What can you do? Prevention is the key!  If it is too late to prevent cheatgrass from establishing on your property, which it is for most of us, then there are a few other options.  The goal behind controlling and ultimately eradicating cheatgrass is to stop seed production.  Cheatgrass is an annual, meaning that every plant dies at the end of the growing season.  The only way for cheatgrass to persist in an area is for it to produce seeds every year.  These seeds are only viable for up to 3 years.  This means that if you can stop your cheatgrass from producing seeds for 3 years, you will have a greatly reduced the population.  Some ways to stop seed production are:  mechanically (hand-pulling, mowing, weed-whacking), chemically (using herbicides – call the weed district for more information), grazing (it is good forage in the early spring for cattle, sheep, and goats), and revegetation (competition is imperative in reducing cheatgrass populations).  The integration of all of these tools is more effective than any of the tools alone.  Timing is also very important—mechanical control, chemical control, and grazing all must be done before the plant turns purplish-red (once it is purple seed production is too far along and the seeds will still be viable).  If you have any questions about cheatgrass or any other weed please call the weed district.

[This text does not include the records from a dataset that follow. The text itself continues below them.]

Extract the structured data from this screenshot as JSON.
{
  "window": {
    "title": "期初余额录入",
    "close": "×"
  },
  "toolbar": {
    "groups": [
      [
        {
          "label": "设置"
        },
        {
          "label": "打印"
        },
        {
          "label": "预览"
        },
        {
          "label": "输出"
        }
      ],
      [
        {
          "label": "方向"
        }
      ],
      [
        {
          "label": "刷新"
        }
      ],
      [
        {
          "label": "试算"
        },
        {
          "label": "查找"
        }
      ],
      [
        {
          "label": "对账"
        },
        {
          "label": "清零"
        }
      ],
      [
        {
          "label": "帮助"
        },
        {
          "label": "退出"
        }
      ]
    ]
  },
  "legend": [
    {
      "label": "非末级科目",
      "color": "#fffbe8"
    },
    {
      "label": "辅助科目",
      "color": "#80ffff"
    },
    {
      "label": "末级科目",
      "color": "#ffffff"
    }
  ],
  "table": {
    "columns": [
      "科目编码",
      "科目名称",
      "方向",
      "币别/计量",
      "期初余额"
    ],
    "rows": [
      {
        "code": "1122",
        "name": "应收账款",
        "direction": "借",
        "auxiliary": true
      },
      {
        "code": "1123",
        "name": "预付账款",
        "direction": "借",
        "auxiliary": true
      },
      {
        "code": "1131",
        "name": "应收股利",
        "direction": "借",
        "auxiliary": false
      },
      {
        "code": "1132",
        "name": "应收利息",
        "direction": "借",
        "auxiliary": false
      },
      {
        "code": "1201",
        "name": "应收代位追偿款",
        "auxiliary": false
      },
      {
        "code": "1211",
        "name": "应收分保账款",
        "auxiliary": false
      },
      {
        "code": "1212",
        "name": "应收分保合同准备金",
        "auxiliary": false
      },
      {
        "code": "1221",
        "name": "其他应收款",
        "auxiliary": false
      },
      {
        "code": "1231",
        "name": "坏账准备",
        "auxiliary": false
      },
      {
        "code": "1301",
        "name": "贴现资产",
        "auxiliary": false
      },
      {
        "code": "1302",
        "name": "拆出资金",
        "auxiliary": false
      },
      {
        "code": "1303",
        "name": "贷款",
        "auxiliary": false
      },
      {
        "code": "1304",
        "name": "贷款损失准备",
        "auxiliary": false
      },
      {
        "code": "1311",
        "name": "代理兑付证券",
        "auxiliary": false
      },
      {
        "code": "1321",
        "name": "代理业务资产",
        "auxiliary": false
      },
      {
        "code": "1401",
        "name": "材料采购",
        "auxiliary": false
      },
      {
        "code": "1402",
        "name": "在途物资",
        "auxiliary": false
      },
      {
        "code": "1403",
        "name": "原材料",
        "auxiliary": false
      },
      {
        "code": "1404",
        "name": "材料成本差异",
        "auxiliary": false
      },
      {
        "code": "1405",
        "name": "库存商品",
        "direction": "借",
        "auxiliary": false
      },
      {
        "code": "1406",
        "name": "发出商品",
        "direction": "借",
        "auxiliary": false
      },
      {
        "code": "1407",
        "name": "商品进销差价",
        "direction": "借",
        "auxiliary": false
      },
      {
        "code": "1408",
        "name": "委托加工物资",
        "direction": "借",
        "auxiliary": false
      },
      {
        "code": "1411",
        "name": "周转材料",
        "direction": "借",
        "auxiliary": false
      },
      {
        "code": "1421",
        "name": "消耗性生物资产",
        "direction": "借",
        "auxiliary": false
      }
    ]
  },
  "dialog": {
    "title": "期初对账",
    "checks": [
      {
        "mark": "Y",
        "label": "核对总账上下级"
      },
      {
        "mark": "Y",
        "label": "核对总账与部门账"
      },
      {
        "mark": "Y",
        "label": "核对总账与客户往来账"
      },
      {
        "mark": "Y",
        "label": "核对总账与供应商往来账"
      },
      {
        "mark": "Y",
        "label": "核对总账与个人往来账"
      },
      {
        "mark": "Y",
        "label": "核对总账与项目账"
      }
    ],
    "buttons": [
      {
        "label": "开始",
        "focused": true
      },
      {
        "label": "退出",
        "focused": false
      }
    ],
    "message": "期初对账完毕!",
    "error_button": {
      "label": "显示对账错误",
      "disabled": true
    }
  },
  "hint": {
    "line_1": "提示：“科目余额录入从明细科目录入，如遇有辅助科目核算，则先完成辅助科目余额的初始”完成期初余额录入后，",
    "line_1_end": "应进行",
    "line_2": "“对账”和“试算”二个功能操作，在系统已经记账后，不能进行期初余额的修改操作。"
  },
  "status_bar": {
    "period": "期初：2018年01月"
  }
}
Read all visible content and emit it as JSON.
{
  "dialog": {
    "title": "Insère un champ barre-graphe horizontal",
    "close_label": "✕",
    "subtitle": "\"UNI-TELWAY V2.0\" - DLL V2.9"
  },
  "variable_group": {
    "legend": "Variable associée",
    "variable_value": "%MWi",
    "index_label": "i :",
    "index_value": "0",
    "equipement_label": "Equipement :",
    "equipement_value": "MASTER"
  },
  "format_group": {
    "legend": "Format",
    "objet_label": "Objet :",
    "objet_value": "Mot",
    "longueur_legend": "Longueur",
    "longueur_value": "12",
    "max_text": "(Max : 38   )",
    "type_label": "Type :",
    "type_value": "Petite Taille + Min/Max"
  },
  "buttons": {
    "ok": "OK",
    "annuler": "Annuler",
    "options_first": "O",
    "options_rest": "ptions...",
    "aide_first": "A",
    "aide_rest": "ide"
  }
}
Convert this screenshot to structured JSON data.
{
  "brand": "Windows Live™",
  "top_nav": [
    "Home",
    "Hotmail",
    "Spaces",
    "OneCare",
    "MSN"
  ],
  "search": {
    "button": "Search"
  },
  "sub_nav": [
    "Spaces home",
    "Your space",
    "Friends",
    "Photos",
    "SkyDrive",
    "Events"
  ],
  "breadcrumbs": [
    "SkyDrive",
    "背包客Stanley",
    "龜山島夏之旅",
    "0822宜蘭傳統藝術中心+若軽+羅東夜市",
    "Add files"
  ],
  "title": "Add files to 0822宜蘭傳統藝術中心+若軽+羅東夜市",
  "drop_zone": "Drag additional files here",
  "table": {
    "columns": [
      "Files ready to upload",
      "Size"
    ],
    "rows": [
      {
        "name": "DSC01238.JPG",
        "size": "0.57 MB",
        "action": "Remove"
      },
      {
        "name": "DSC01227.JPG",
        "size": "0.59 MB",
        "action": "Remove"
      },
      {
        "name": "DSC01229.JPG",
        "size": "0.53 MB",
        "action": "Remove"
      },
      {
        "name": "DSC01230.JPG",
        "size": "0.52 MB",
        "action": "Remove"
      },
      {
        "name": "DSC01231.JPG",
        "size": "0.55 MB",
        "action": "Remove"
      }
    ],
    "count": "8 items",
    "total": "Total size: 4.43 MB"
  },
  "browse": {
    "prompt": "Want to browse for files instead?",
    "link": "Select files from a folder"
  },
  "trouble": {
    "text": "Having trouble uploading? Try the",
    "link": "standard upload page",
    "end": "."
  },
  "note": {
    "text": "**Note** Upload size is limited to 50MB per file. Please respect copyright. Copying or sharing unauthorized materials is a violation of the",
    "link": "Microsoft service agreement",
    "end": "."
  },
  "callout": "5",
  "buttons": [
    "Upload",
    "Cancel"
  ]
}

Visit the MWCA Weed ID pages for additional information and pictures of cheatgrass.

This series of articles was developed by Ravalli County.  If you would like to use these articles please contact Ravalli County Weed District Weed Coordinator at (406) 777-5842.


Effects of Sugar on Cheatgrass

Tuesday, January 15th, 2008

 

AN ABSTRACT OF THE THESIS OF
Jessi L. Brunson for the degree of Master of Science in Botany and Plant Pathology presented on January 15, 2008.
Title: Yield Responses of Invasive Grasses to Carbon Doses.

The sagebrush steppe ecosystem of the northern Great Basin is severely degraded and continues to decline due in large part to the invasive, non-native annual grasses Bromus tectorum L. (cheatgrass) and Taeniatherum caput-medusae (L.) Nevski (medusahead). Restoration of invasive-dominated areas is difficult, but can be enhanced by adding a carbon source, which stimulates microbes to immobilize soil inorganic N and reduces yields of fast-growing ruderal plants. How much carbon is needed to induce this effect is uncertain, so our research objectives were to establish a response to increasing carbon doses and calculate the lowest dose where a significant response was observed for 1) biomass, density, and seed production of cheatgrass and medusahead; 2) soil microbial biomass C and N; and 3) inorganic soil N. In November 2005 we applied 12 carbon doses ranging from 0 to 2400 kg C/ha as sucrose to plots planted with cheatgrass and medusahead at two sites in the northern Great Basin.

Read the complete article with the findings.